Now on the run, Cherry Htike receives words of support from her US-based sister, a journalist who fled the old regime in 2008. She also distrusts public sentiment, which, while overwhelmingly opposed to the military since the coup, has turned against the military. independent reporters. Two Reuters journalists, for example, were labeled as traitors by most people, according to the military’s narrative, and jailed in December 2017 for investigating the killing of 10 Rohingya Muslim men and boys by forces. security and Buddhist civilians in Rakhine State.
For reporters who have chosen to continue working from the interior of the country, life is a minefield of danger and suspicion. One reporter, whose identity has been withheld due to sensitivities, expected the coup to be bad “but the situation has become the worst it can be,” he said.

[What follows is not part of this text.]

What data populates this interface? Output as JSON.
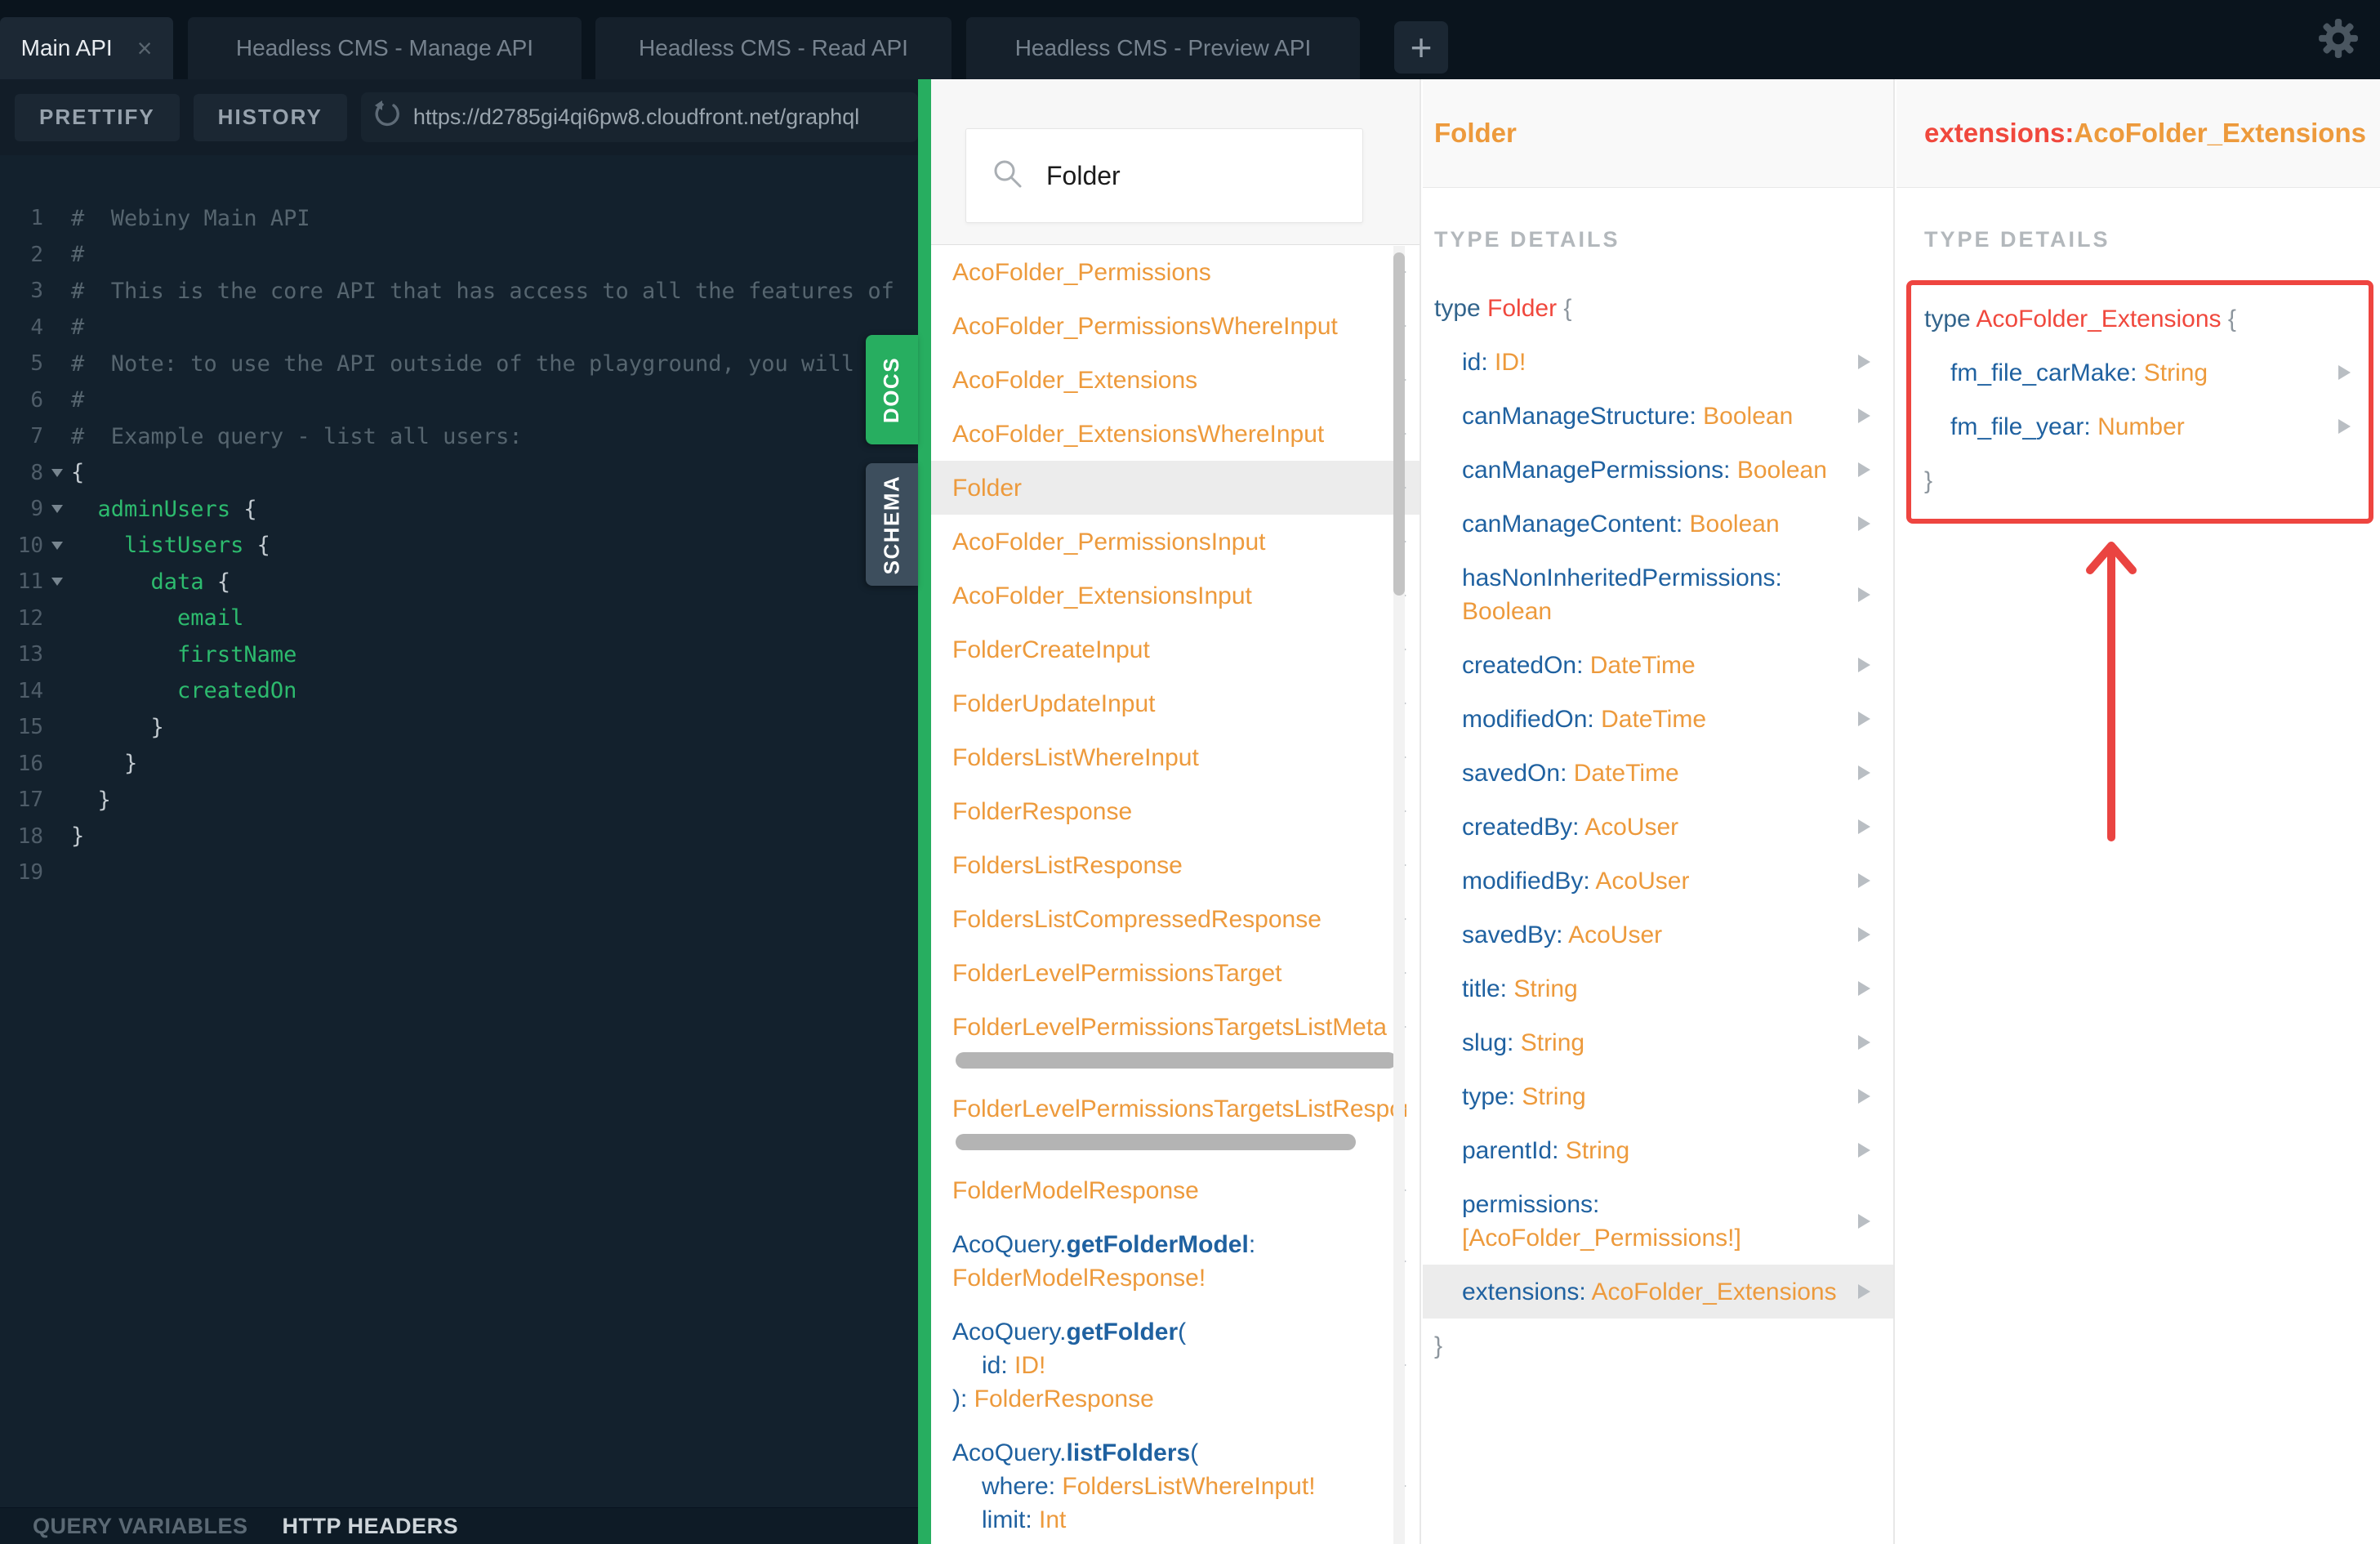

He saw the February mass protests in Yangon disintegrate in a bloodbath and his colleagues removed their press helmets to avoid being attacked by security forces.
He moved his wife and young daughter to a new neighborhood, where he pretends to be an IT technician. He has traded in his jeans and sneakers for a traditional longyi to avoid drawing attention, and the camera parts are hidden in his lunch box when he tries to get past security points to resistance areas.
His wife quit her job at a broadcast studio after it was taken over by the Tatmadaw and now he is the sole breadwinner in the family, he says. It appears her daughter will miss another year of school after the pandemic, due to violence and the boycott of the education system under the junta.
“Everything has been spoiled by that crazy, stupid and blatant military coup,” he said. “Our lives are not safe; we have to worry about each other much more than ever. The military junta is no longer an army, it is just a gang of thieves and murderers led by its gangster, Min Aung Hlaing. “
However, the journalist is determined to stay in Myanmar and continue reporting. Other civilians are taking up arms with the conviction that a hellish future, a full-scale civil war, is necessary to make way for a brighter path: remove the military from power, once and for all.
Whether imprisoned, in hiding or leading a double life, the press in Myanmar is under no illusions. “The media here will die if they continue to rule,” he says.
George is Digismak’s reported cum editor with 13 years of experience in Journalism